Anterior pelvic tilt is when the pelvis, which includes the hip and pubic bones, tilts or rotates forward.
This occurs due to a muscle imbalance in the lower half of the body. A combination of weak and tight muscles pulls the pelvis forward.
Tight, overactive muscles that may contribute to anterior pelvic tilt include:
- quadriceps group, or the front thigh muscles
- hip flexors, which are the small muscles in the front groin area
Weak, underactive muscles that can cause this condition include:
- gluteus group, which are the buttocks muscles
- hamstring group, the muscles at the back of the thigh
- rectus abdominis, known as the lower abdominals

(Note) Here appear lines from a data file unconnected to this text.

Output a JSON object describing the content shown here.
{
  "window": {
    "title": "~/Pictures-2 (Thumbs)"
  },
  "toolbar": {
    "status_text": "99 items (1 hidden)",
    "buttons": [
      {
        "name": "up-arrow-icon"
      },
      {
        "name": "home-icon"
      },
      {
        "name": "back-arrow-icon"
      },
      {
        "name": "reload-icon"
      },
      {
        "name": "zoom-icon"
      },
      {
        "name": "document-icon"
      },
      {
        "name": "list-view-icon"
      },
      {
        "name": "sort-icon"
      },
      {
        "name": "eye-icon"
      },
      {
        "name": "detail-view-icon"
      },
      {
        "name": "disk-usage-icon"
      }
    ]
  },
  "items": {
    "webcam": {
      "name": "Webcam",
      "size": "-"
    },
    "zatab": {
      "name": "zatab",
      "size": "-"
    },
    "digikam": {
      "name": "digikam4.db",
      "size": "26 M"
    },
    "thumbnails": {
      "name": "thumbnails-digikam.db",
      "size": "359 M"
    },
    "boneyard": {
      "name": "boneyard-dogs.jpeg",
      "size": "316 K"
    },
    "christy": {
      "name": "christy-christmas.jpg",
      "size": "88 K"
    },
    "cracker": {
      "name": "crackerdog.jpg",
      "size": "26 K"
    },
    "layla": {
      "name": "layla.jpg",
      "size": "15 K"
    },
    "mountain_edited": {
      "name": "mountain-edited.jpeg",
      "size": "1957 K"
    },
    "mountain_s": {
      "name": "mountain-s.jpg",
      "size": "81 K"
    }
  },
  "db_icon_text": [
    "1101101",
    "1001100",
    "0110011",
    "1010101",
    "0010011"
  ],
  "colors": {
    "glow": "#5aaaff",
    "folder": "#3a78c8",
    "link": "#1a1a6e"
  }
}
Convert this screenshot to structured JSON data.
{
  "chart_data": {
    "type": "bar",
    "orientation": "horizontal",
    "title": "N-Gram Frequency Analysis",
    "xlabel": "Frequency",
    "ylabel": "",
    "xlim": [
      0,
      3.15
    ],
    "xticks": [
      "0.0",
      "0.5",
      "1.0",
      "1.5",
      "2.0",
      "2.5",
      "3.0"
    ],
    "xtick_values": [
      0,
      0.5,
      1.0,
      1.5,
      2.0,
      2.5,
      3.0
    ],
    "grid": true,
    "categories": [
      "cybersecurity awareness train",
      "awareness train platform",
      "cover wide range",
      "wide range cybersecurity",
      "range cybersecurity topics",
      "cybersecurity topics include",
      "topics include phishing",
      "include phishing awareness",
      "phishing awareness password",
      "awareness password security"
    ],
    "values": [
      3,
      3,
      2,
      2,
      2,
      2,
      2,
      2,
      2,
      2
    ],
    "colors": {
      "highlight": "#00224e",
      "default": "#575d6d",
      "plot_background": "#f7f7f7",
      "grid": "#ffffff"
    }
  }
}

Anterior pelvic tilt is often visible in a person as it gives the lower back an exaggerated arch and makes the buttocks stick out.
In this article, we provide seven anterior pelvic tilt exercises that may help to correct this condition.
The following exercises may help fix an anterior pelvic tilt:
Other ways that a person can help correct an anterior pelvic tilt include:
- using a standing desk at work
- getting up often and stretching if sitting for extended periods
- avoiding wearing high heels
- visiting a podiatrist for foot exercises or insoles
It is essential to test for an anterior pelvic tilt before starting corrective exercises. The Thomas Test is a simple method that people can use.
To do the Thomas Test, a person should:
- Lie on a table with the legs bent at the knees and the lower legs hanging down over the edge.
- Bend one leg and hug it toward the chest.
- If the resting thigh lifts off the table, the individual may have an anterior pelvic tilt.
Some people’s muscles become tight as a result of certain lifestyle habits or muscular dysfunction.
Factors that can increase the risk of developing an anterior pelvic tilt include:
- sitting for extended periods
wearing high heels
- flat feet
Anterior pelvic tilt
- tension in the neck muscles
- lower back pain
- inward rotation of the hip and knee
- hip and knee pain
- pressure on hip flexors causing sciatica
People who experience neck and lower back pain alongside an anterior pelvic tilt should visit a physiotherapist or occupational therapist for a full treatment plan.
Even if this condition is not causing any pain, it is vital to work on lengthening tight muscles and strengthening weak muscles to correct the poor posture.
An anterior pelvic tilt can affect the whole body, causing pain or discomfort in other areas.
It is essential for people to establish whether or not they have this condition before doing the anterior pelvic tilt exercises. Once they confirm that they have a pelvic tilt, performing the specific exercises may help reduce symptoms.